STUDY MATERIAL below:

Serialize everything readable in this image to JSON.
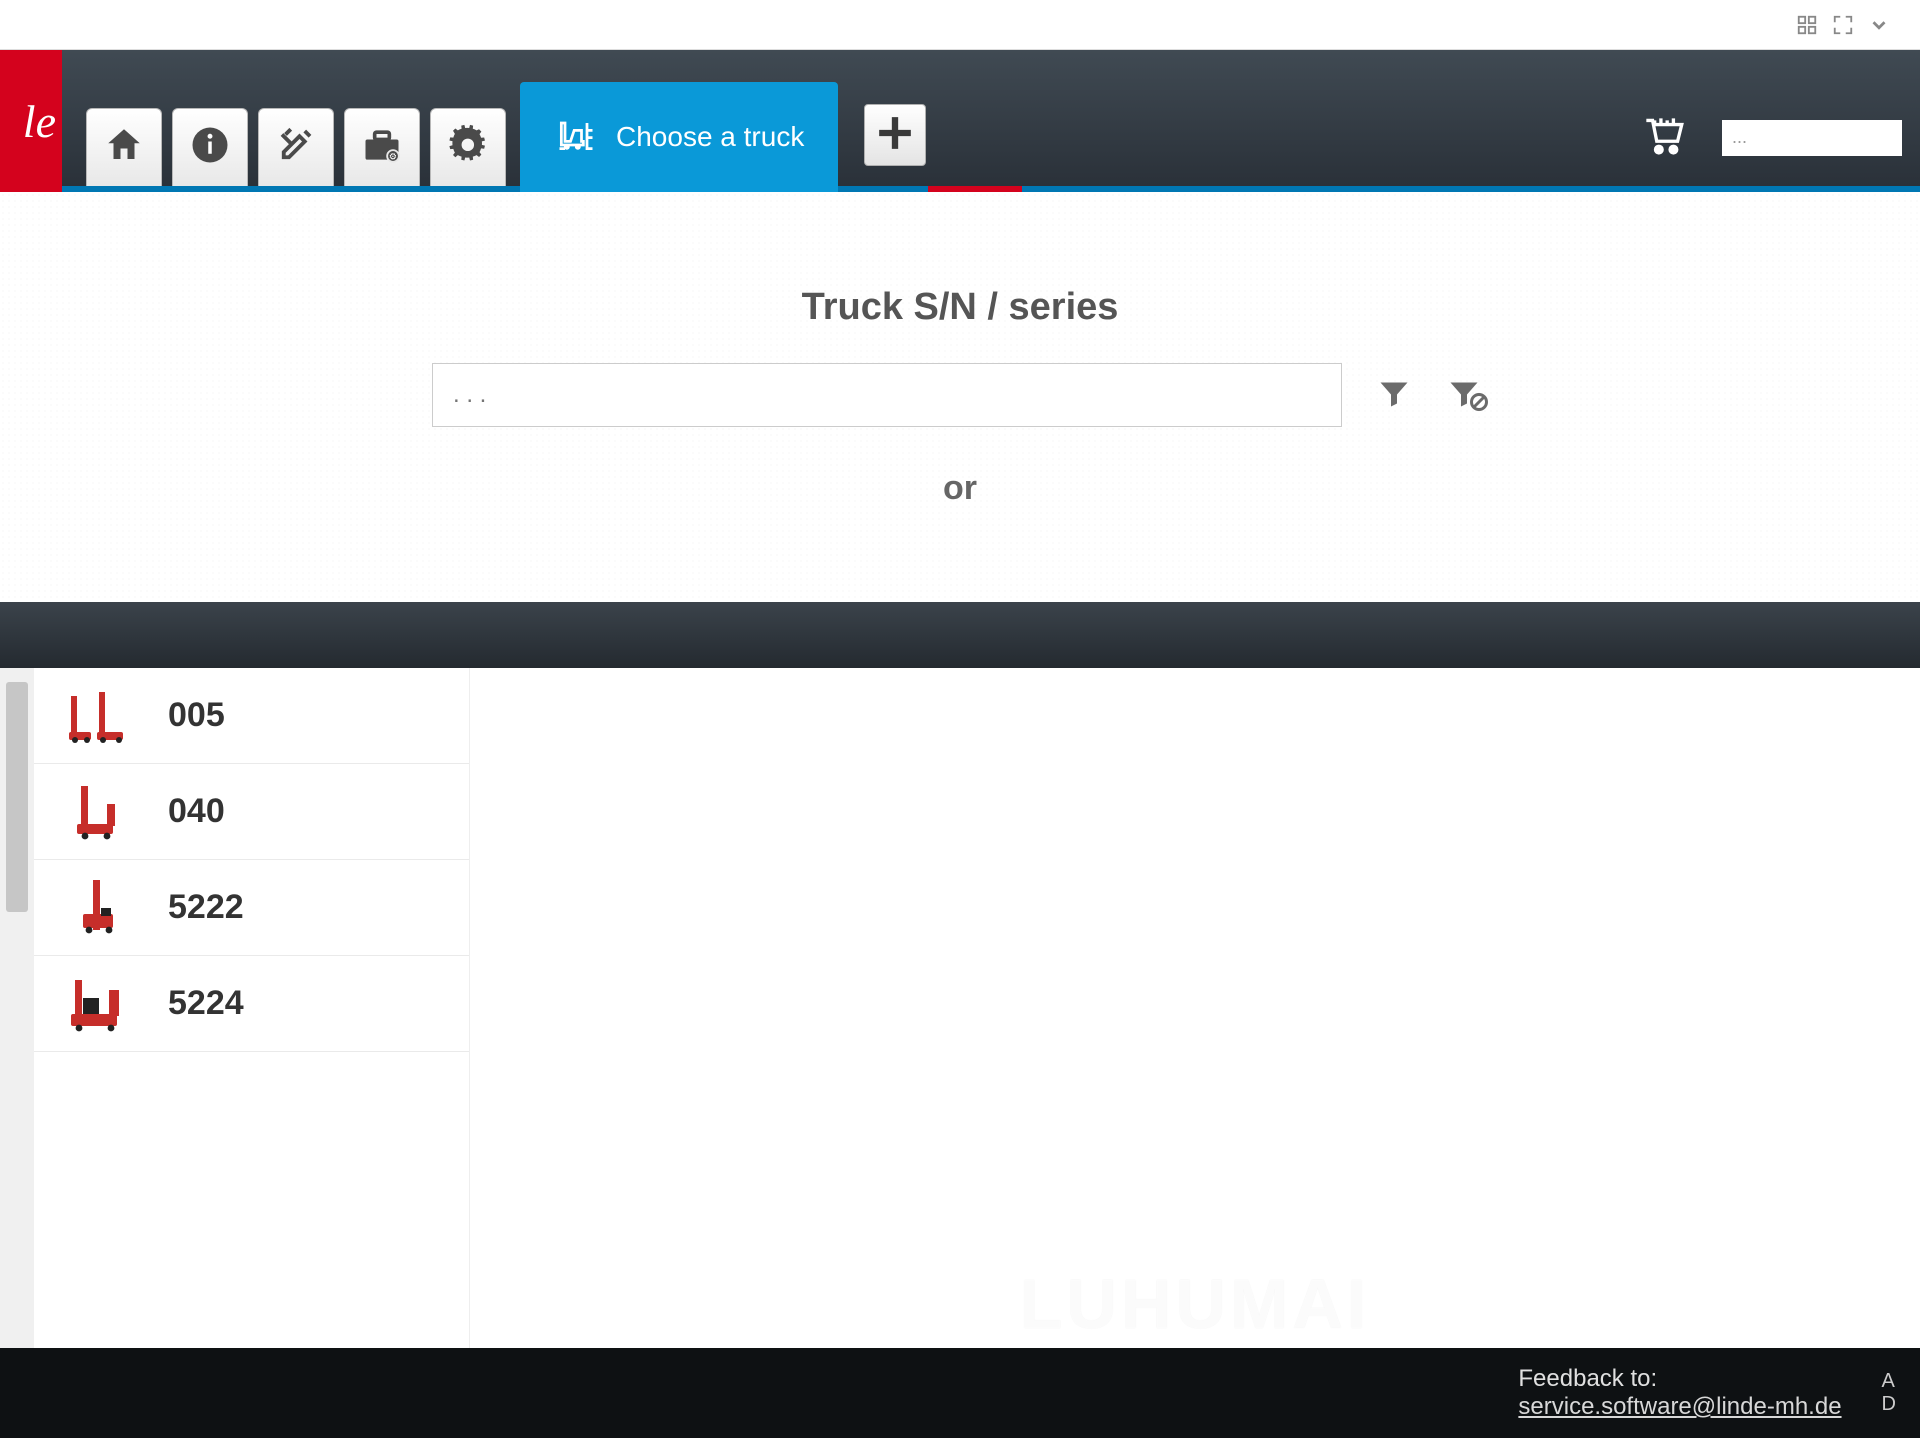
{
  "header": {
    "logo_fragment": "le",
    "active_tab_label": "Choose a truck",
    "search_placeholder": "...",
    "nav_icons": [
      "home",
      "info",
      "tools",
      "toolbox",
      "settings"
    ]
  },
  "search": {
    "title": "Truck S/N / series",
    "input_placeholder": ". . .",
    "or_label": "or"
  },
  "sidebar": {
    "items": [
      {
        "label": "005"
      },
      {
        "label": "040"
      },
      {
        "label": "5222"
      },
      {
        "label": "5224"
      }
    ]
  },
  "watermark": "LUHUMAI",
  "footer": {
    "feedback_label": "Feedback to:",
    "feedback_email": "service.software@linde-mh.de",
    "right_edge_top": "A",
    "right_edge_bottom": "D"
  }
}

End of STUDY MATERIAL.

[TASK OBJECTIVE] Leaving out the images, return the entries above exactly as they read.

[RESULT BELOW]
Serialize everything readable in this image to JSON.
{
  "header": {
    "logo_fragment": "le",
    "active_tab_label": "Choose a truck",
    "search_placeholder": "...",
    "nav_icons": [
      "home",
      "info",
      "tools",
      "toolbox",
      "settings"
    ]
  },
  "search": {
    "title": "Truck S/N / series",
    "input_placeholder": ". . .",
    "or_label": "or"
  },
  "sidebar": {
    "items": [
      {
        "label": "005"
      },
      {
        "label": "040"
      },
      {
        "label": "5222"
      },
      {
        "label": "5224"
      }
    ]
  },
  "watermark": "LUHUMAI",
  "footer": {
    "feedback_label": "Feedback to:",
    "feedback_email": "service.software@linde-mh.de",
    "right_edge_top": "A",
    "right_edge_bottom": "D"
  }
}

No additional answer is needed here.